Activity: Every line of the data below that holds the string "février" needs to be reported.
════════════════
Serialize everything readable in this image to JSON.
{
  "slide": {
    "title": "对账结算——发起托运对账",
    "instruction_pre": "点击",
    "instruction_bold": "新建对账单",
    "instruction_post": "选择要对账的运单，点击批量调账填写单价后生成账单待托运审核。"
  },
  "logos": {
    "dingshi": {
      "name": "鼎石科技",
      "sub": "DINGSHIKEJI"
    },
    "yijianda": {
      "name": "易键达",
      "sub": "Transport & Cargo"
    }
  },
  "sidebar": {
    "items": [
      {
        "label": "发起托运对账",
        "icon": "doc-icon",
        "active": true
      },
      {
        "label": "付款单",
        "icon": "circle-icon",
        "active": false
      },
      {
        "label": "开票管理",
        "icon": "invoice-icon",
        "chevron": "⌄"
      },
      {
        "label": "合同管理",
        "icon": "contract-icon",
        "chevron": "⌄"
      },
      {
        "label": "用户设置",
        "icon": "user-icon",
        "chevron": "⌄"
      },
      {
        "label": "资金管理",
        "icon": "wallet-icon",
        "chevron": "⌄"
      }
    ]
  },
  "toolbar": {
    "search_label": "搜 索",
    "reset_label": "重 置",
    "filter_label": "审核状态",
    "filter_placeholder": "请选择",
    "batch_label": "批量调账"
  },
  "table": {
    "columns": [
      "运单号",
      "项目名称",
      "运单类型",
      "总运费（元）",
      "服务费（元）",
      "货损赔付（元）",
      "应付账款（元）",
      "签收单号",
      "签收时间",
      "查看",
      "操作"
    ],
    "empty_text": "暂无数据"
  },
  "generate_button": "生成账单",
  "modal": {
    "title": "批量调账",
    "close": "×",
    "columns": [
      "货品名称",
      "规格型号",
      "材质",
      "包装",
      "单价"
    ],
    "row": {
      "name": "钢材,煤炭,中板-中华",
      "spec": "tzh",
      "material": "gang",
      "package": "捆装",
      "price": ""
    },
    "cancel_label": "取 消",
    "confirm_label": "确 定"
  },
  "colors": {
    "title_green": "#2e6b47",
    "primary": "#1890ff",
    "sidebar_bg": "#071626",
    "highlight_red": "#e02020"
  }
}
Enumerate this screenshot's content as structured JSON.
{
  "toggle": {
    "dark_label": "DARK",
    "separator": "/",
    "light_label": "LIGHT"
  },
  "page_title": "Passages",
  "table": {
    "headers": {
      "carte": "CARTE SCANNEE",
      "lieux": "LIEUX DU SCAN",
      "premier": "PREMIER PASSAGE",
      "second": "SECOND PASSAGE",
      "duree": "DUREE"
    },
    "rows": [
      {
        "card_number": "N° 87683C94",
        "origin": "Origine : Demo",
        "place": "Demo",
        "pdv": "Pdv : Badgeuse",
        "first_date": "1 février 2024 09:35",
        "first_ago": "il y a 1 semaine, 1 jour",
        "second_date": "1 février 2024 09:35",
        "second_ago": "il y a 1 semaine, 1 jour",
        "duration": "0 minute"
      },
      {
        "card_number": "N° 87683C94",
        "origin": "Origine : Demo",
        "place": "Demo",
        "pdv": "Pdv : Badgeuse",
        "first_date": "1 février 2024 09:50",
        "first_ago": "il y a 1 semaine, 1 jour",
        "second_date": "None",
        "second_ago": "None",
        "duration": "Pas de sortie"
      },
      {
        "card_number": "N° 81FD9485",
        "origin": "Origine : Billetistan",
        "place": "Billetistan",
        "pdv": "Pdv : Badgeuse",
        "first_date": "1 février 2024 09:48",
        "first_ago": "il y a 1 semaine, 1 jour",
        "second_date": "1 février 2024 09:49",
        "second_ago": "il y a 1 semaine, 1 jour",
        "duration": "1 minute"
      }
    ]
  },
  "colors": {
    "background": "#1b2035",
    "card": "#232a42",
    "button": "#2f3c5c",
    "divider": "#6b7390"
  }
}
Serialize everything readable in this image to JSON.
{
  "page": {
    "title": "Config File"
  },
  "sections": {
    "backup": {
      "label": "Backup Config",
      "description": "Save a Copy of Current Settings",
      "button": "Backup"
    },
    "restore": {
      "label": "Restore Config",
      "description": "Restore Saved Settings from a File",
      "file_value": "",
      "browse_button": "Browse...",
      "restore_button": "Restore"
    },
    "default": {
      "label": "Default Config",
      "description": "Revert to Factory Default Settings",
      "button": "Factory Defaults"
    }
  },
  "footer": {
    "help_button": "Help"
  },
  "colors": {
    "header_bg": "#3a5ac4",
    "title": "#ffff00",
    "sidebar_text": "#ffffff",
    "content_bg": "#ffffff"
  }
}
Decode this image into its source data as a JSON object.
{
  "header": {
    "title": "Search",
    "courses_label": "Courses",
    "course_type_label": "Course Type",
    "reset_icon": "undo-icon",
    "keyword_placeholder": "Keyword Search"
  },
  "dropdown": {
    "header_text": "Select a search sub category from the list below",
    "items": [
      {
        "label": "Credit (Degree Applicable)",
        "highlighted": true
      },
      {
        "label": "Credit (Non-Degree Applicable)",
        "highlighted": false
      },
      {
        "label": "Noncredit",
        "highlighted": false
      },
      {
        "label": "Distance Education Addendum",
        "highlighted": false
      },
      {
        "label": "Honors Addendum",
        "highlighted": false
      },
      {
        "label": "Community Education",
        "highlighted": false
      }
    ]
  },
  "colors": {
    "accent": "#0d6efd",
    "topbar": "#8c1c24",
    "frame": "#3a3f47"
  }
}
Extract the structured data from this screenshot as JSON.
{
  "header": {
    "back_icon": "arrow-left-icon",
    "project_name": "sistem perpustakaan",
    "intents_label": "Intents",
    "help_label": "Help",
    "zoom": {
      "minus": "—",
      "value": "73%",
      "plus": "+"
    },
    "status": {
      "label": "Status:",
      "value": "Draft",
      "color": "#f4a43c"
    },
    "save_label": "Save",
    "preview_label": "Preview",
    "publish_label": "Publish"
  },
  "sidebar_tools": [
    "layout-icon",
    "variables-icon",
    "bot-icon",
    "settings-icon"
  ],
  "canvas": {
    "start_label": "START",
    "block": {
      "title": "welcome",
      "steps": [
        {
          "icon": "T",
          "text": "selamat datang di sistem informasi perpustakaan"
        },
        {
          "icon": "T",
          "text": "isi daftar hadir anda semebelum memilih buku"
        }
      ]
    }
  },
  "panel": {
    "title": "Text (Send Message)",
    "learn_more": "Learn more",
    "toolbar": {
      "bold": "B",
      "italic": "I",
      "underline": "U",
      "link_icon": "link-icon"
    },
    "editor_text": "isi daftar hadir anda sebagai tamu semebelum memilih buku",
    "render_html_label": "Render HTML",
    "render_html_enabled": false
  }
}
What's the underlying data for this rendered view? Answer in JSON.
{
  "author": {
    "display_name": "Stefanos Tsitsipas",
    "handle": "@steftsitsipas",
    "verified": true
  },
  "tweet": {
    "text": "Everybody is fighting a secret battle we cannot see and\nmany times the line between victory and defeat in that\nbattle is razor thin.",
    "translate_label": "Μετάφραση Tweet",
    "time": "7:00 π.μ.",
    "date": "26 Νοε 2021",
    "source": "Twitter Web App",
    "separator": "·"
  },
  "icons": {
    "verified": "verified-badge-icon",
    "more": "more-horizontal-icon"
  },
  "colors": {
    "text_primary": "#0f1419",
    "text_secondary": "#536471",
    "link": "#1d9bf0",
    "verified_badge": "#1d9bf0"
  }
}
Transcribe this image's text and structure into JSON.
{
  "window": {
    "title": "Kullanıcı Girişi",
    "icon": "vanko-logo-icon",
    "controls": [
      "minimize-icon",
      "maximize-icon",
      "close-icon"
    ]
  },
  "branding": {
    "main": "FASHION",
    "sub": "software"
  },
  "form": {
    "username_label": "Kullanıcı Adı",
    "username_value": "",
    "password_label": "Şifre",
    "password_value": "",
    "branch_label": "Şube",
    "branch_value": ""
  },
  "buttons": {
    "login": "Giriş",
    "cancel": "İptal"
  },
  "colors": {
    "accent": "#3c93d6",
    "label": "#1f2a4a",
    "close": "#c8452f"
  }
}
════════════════
Task answer:
        "first_date": "1 février 2024 09:35",
        "second_date": "1 février 2024 09:35",
        "first_date": "1 février 2024 09:50",
        "first_date": "1 février 2024 09:48",
        "second_date": "1 février 2024 09:49",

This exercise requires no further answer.